What is needed is every line of the data that includes the word "meta". Please copy each one.

..........

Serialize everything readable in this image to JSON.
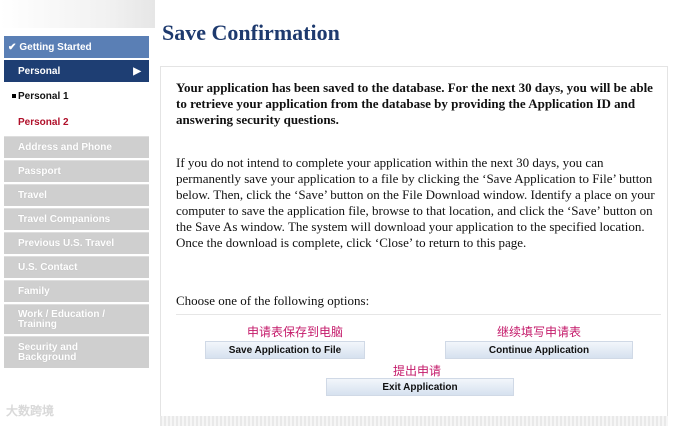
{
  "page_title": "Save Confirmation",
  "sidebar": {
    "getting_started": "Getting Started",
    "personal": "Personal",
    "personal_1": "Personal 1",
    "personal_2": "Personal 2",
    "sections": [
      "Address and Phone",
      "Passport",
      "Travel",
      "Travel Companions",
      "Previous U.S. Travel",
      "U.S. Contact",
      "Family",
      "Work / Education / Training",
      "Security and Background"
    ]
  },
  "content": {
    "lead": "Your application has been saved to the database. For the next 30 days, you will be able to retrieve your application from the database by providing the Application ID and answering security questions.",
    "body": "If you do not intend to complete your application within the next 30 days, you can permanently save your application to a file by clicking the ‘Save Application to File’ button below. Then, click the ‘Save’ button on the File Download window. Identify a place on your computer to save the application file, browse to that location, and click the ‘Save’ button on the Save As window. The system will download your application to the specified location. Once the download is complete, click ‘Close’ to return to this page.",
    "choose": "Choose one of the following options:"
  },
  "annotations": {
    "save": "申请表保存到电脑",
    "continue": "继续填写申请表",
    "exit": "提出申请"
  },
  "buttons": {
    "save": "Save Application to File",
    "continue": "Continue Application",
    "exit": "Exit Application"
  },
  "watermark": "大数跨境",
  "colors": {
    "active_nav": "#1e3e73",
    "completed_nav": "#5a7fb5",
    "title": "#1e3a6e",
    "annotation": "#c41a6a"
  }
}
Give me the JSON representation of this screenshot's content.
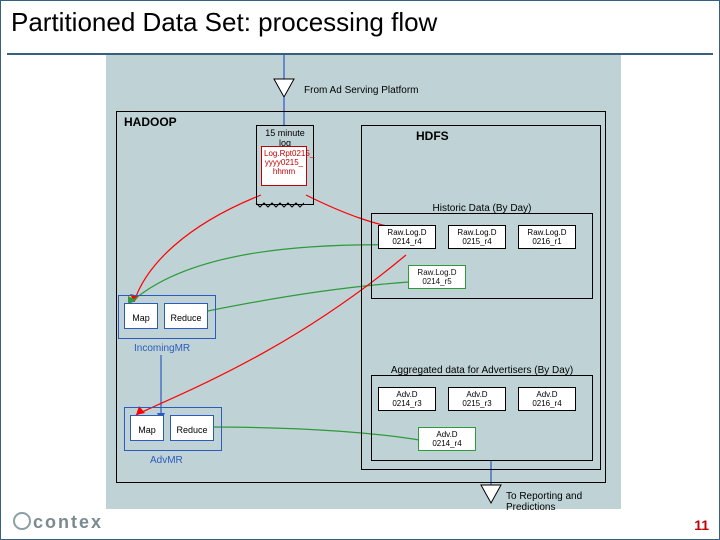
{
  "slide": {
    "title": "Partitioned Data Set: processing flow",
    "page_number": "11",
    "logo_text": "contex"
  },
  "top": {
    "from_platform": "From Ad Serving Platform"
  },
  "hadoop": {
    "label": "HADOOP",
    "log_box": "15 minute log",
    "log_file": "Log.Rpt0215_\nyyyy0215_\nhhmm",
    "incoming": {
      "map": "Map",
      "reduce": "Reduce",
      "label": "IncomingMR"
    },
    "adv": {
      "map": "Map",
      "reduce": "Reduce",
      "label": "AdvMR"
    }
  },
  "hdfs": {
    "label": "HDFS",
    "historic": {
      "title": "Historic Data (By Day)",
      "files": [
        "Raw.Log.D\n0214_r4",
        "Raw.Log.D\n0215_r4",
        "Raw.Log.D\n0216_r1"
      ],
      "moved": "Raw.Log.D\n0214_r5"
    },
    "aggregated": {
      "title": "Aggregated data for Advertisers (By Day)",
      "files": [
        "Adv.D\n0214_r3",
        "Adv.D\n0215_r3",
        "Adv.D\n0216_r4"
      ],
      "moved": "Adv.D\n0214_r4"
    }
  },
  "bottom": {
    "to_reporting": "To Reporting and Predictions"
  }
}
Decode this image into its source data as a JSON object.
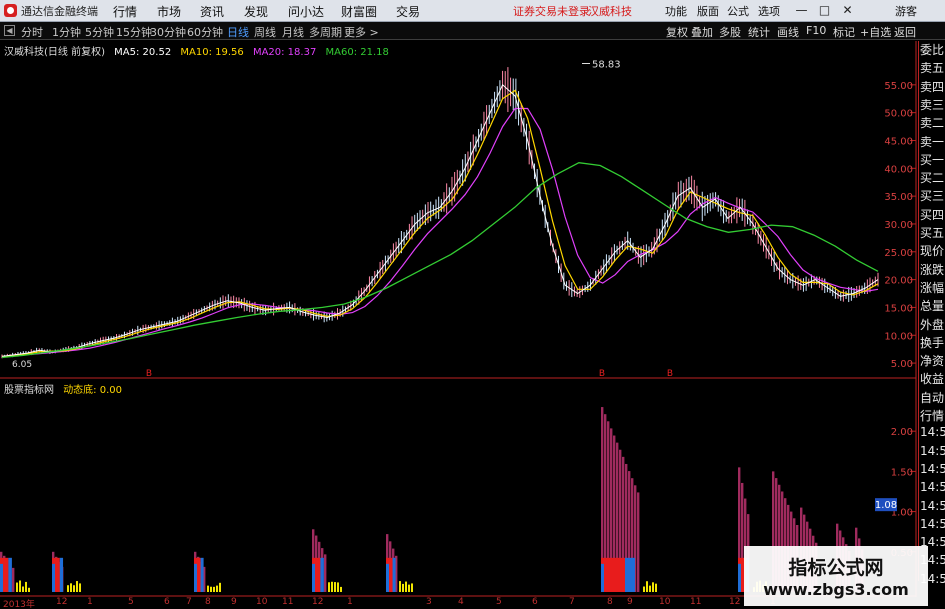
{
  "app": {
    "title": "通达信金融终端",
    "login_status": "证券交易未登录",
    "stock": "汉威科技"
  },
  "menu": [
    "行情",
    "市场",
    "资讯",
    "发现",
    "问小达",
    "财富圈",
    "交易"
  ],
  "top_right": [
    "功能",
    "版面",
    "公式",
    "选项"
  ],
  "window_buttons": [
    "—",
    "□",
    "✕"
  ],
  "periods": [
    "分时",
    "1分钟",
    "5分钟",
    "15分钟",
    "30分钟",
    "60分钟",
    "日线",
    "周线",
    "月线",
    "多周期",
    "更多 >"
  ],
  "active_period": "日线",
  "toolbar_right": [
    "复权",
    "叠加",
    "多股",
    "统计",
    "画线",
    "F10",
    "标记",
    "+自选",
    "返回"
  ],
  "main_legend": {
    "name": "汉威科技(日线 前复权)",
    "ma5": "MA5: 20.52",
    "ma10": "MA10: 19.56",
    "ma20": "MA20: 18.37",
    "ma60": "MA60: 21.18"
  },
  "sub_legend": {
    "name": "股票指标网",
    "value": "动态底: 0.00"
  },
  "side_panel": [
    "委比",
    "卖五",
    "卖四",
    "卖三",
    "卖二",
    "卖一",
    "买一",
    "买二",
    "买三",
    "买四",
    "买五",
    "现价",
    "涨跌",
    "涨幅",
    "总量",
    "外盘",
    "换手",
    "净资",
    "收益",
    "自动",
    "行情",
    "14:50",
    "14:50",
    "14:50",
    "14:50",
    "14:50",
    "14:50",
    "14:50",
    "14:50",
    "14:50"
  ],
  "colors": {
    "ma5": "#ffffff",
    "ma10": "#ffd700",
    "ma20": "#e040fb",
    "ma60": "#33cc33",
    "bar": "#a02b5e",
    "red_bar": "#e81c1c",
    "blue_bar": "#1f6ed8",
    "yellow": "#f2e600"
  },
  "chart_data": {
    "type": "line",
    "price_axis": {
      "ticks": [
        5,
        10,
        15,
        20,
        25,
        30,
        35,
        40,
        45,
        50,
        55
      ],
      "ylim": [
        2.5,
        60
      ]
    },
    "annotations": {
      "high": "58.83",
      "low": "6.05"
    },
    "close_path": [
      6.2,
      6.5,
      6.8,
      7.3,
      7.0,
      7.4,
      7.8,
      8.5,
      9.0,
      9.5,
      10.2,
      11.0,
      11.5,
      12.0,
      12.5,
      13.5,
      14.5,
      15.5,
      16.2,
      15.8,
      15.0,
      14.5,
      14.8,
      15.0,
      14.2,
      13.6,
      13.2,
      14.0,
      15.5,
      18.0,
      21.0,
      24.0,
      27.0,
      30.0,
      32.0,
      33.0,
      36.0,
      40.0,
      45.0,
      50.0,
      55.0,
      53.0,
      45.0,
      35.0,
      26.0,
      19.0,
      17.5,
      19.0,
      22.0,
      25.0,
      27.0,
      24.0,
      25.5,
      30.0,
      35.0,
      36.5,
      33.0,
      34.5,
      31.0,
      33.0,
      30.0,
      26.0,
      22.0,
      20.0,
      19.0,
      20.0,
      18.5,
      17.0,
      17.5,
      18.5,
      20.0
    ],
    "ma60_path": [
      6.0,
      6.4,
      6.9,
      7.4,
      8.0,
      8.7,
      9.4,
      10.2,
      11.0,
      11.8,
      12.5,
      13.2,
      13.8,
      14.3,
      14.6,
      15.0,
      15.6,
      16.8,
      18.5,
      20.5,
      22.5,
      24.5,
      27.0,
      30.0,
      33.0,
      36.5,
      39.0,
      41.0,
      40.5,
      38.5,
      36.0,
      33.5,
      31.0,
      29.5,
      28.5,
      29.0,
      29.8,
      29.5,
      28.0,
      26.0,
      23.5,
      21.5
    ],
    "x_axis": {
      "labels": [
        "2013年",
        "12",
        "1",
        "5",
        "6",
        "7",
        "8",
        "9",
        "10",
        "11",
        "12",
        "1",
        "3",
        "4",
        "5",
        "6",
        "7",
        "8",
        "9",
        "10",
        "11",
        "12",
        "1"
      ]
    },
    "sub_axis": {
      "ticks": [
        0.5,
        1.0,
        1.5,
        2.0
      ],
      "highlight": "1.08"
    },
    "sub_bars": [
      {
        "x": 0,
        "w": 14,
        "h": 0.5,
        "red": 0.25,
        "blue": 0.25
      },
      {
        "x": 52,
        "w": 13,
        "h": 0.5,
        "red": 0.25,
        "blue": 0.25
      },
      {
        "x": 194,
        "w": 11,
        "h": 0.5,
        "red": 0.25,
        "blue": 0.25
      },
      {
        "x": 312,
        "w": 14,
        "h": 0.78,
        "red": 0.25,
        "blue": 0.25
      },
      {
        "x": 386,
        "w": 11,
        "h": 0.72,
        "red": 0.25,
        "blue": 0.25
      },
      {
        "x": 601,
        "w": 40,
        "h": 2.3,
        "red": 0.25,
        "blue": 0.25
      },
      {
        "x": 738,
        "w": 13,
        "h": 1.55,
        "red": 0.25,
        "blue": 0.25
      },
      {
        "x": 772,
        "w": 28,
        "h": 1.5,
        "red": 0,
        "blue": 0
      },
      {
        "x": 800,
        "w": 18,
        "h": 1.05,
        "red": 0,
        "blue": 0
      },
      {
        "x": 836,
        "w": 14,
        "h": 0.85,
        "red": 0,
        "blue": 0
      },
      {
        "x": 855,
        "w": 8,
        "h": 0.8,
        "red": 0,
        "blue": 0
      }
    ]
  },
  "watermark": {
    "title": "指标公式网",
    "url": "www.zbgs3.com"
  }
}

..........

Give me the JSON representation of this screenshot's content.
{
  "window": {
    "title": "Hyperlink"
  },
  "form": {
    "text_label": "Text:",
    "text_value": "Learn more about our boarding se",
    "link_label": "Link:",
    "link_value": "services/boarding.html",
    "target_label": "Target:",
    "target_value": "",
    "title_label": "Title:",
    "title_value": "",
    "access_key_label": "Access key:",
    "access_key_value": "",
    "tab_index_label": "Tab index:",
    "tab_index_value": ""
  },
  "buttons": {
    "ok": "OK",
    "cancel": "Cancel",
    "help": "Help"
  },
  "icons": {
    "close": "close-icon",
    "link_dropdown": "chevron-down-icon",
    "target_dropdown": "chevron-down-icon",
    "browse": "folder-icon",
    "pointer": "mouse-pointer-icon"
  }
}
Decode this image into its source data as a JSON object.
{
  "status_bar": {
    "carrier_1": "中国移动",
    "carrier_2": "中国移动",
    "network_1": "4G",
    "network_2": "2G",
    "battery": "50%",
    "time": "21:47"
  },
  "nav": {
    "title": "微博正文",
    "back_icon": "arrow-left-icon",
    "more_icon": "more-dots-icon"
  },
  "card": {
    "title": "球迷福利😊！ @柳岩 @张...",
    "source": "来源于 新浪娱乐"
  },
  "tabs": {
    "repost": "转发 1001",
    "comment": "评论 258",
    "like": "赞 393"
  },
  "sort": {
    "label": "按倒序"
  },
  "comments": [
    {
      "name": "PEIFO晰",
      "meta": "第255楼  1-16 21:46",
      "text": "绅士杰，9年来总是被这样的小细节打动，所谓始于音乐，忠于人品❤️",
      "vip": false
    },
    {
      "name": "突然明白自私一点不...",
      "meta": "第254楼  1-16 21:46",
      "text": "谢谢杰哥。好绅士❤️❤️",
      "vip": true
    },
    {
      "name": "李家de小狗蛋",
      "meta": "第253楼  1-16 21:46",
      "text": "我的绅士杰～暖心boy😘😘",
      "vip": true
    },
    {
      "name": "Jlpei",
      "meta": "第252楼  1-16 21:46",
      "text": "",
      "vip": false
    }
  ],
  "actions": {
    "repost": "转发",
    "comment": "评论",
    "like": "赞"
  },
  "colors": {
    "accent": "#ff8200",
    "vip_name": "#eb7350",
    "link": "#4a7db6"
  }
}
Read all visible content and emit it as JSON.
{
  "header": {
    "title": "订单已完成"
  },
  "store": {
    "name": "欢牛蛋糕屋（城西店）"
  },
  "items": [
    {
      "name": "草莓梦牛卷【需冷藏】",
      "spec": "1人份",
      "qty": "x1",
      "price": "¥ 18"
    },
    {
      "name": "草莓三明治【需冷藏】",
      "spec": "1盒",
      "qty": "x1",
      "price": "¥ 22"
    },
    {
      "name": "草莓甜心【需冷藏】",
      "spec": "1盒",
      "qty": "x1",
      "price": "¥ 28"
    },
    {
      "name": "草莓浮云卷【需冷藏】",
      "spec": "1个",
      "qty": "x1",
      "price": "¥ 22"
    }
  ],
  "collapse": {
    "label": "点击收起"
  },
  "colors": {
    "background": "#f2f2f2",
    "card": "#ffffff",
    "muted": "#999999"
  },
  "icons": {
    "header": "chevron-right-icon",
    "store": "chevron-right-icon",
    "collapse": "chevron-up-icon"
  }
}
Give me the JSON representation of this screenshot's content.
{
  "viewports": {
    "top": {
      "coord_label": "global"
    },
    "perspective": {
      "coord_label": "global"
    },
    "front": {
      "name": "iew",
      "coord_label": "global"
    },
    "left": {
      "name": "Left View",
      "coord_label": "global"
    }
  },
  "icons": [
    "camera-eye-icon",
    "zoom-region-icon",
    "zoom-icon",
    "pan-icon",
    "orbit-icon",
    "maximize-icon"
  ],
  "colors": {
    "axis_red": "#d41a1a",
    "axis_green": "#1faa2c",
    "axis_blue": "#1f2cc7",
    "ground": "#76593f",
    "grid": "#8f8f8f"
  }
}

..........

◆ Answer to this task ◆
      "meta": "第255楼  1-16 21:46",
      "meta": "第254楼  1-16 21:46",
      "meta": "第253楼  1-16 21:46",
      "meta": "第252楼  1-16 21:46",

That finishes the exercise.